Saturday night at the Riverwood former Elvin Bishop Band saxophonist Terry Hanck lays down what Terry calls "greasy soul rocking blues" with the appropriately named Soul Rockers.
Or spend Saturday night at HumBrews with a pair of local rock combos (with soul): Children of the Sun and Small Axe.
Humboldt Metal Fest hits the Fortuna Veterans Hall Saturday with an all ages show starting at 2 p.m. with nine heavy bands. The polar opposite might be the Humboldt Folklife Barn Dance that night at the Arcata Veterans Hall with Striped Pig Stringband and caller Tara Stetz, back from Alaska. Or maybe the HSU Homecoming Day show (same night) at Fulkerson Recital Hall with HSU's Symphonic Band playing tunes such as Percy Grainger's "Ye Banks and Braes O' Bonny Doon" and the Jazz Orchestra riffing on Mingus' "Goodbye Pork Pie Hat."
Looking for some hip hop? People Productions brings mixtape master Chip tha Ripper to the Red Fox on Friday. That's the same night as the Bonus show at Jambalaya with Opio from Heiroglyphics, Z-Man and Equipto. (Kind of sounds like a superhero team.)
On the reggae tip there's a Bonus show at the Arcata Theatre Lounge next Wednesday, featuring Jamaican dancehall journeymen Richie Spice and Norris Man.
And on the electro front, World Famous presents Star Slinger from Manchester, UK, with New Yorkers Mux Mool and Shigeto, all at Jambalaya next Tuesday.
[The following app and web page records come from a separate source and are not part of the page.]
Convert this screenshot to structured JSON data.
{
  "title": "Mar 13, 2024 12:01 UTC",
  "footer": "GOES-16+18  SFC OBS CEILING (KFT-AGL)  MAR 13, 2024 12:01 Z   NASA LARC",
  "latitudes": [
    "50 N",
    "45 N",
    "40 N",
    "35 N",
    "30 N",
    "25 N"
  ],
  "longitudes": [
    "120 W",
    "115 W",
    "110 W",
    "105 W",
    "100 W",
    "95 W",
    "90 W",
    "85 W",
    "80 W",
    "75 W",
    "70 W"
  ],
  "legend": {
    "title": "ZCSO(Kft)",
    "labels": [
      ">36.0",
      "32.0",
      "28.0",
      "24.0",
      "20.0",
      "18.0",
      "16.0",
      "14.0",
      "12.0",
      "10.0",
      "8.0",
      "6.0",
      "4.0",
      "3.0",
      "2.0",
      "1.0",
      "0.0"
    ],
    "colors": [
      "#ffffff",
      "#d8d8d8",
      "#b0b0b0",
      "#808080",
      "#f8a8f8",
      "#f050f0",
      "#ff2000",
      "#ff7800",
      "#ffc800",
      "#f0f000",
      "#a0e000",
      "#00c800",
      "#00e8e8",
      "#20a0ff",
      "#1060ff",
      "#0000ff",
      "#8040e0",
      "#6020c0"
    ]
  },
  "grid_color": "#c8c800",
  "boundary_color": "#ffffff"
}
Rebirth Brass Band was born (or reborn) on the streets of New Orleans. That should be enough to get you down to HumBrews next Tuesday, but when you add in a healthy dose of heavy funk, well, you just have to hear it to understand. Be there. Feel it.
Mad River Brewery's Pints for Nonprofits that Tuesday has The Country Pretenders raising funds for the Breast Health Project. Also at Mad River, this Thursday, Pretender Fred Neighbor and his friend Junior playing swingin' jazz tunes as Fred and Junior.
The tribute biz has become a running topic here in the Hum. (Saturday we have Full Moon Fever TP-ing Bear River.) If your band is thinking of jumping on the tribute bandwagon, now's the time. Start with The Point's Classic Cover Contest Tournament. Submit your covers by Oct. 14. Details at kwpt.com.
The Facebook chat window popped up. Devon from Placebo was on the other end with details on a show "coming up this Sunday, Oct. 2, at the Eureka Veterans Hall with The World Inferno Friendship Society and The Phenomenauts, and locals Gunsafe. Doors at 7, show at 8 and it's all ages." What kind of music? Ska maybe? (Devon's in a ska band.) "No, The Phenomenauts are rockabilly from the Bay Area and The World Inferno Friendship Society is an anarchopunk jazz orchestra from Brooklyn, NY."
So, does this mean Placebo is back?